Exercise directions:
Search the material below for the word "Retificadora". Copy every line that has it.
*****
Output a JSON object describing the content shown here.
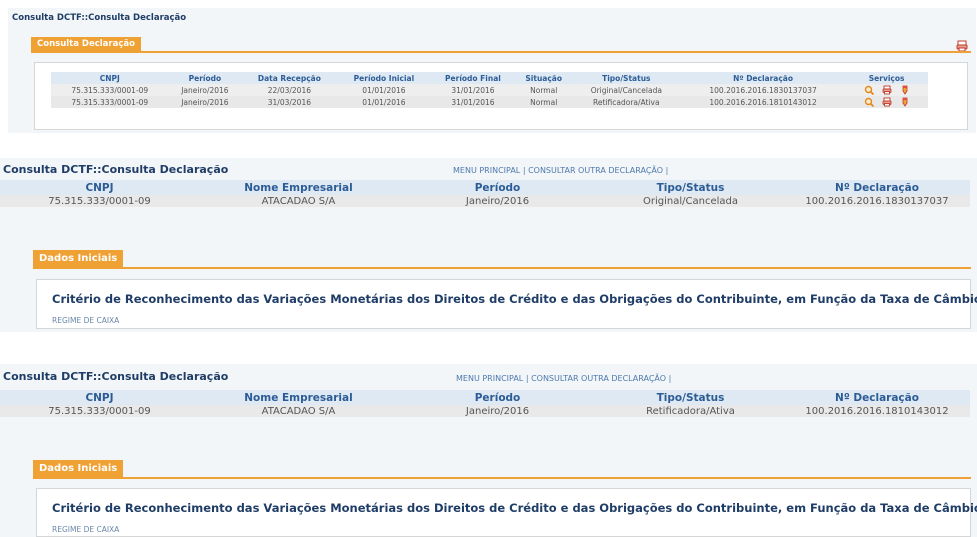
{
  "panel1": {
    "title": "Consulta DCTF::Consulta Declaração",
    "tab": "Consulta Declaração",
    "columns": [
      "CNPJ",
      "Período",
      "Data Recepção",
      "Período Inicial",
      "Período Final",
      "Situação",
      "Tipo/Status",
      "Nº Declaração",
      "Serviços"
    ],
    "rows": [
      [
        "75.315.333/0001-09",
        "Janeiro/2016",
        "22/03/2016",
        "01/01/2016",
        "31/01/2016",
        "Normal",
        "Original/Cancelada",
        "100.2016.2016.1830137037"
      ],
      [
        "75.315.333/0001-09",
        "Janeiro/2016",
        "31/03/2016",
        "01/01/2016",
        "31/01/2016",
        "Normal",
        "Retificadora/Ativa",
        "100.2016.2016.1810143012"
      ]
    ],
    "service_icons": [
      "magnifier-icon",
      "printer-icon",
      "pencil-icon"
    ]
  },
  "panel2": {
    "title": "Consulta DCTF::Consulta Declaração",
    "nav_menu": "MENU PRINCIPAL",
    "nav_sep": "|",
    "nav_other": "CONSULTAR OUTRA DECLARAÇÃO",
    "columns": [
      "CNPJ",
      "Nome Empresarial",
      "Período",
      "Tipo/Status",
      "Nº Declaração"
    ],
    "row": [
      "75.315.333/0001-09",
      "ATACADAO S/A",
      "Janeiro/2016",
      "Original/Cancelada",
      "100.2016.2016.1830137037"
    ],
    "tab": "Dados Iniciais",
    "heading": "Critério de Reconhecimento das Variações Monetárias dos Direitos de Crédito e das Obrigações do Contribuinte, em Função da Taxa de Câmbio",
    "value": "REGIME DE CAIXA"
  },
  "panel3": {
    "title": "Consulta DCTF::Consulta Declaração",
    "nav_menu": "MENU PRINCIPAL",
    "nav_sep": "|",
    "nav_other": "CONSULTAR OUTRA DECLARAÇÃO",
    "columns": [
      "CNPJ",
      "Nome Empresarial",
      "Período",
      "Tipo/Status",
      "Nº Declaração"
    ],
    "row": [
      "75.315.333/0001-09",
      "ATACADAO S/A",
      "Janeiro/2016",
      "Retificadora/Ativa",
      "100.2016.2016.1810143012"
    ],
    "tab": "Dados Iniciais",
    "heading": "Critério de Reconhecimento das Variações Monetárias dos Direitos de Crédito e das Obrigações do Contribuinte, em Função da Taxa de Câmbio",
    "value": "REGIME DE CAIXA"
  },
  "colors": {
    "accent": "#f0a134",
    "header_bg": "#dfe9f3",
    "title": "#1f3d66"
  }
}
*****
Solution for this problem:
        "Retificadora/Ativa",
      "Retificadora/Ativa",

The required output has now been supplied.